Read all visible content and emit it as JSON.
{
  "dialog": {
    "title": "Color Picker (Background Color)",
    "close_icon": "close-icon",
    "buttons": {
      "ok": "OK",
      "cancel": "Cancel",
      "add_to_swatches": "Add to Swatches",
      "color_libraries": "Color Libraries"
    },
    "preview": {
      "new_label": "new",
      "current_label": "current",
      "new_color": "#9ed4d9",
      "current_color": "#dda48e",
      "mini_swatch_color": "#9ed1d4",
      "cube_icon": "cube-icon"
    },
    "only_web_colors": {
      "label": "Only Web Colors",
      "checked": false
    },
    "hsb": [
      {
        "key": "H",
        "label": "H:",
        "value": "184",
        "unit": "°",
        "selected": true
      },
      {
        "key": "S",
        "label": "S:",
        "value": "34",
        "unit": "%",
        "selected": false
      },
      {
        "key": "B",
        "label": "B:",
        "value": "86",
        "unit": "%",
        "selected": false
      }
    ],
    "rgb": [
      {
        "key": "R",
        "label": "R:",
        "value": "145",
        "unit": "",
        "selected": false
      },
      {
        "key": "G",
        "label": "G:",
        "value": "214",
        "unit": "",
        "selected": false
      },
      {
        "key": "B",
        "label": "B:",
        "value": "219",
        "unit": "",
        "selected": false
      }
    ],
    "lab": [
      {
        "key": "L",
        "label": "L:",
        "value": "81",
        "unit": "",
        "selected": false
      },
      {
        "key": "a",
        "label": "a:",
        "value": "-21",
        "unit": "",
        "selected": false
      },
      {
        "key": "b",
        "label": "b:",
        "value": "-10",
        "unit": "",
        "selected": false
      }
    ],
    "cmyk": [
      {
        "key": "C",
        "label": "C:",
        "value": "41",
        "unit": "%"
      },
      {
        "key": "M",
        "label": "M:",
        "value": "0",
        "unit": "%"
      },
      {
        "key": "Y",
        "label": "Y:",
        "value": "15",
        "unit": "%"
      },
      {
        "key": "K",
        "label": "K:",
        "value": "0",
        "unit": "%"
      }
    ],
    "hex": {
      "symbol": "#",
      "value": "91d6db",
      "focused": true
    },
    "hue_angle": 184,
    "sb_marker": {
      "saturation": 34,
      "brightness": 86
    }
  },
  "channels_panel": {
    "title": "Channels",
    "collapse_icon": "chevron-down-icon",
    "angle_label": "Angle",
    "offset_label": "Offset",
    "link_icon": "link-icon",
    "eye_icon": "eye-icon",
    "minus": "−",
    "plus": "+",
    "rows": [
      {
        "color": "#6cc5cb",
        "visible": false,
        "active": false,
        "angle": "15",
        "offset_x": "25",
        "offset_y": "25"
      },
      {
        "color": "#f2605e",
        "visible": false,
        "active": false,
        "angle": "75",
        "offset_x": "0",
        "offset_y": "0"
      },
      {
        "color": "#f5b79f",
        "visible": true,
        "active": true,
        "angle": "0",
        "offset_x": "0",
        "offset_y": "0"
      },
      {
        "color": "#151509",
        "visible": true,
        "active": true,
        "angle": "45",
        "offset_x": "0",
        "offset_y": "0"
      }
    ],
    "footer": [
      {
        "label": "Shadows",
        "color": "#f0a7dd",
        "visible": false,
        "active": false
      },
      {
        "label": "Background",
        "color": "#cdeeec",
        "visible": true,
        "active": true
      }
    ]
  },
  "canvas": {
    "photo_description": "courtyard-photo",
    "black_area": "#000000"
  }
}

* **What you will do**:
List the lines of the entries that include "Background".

* **Answer to this problem**:
    "title": "Color Picker (Background Color)",
        "label": "Background",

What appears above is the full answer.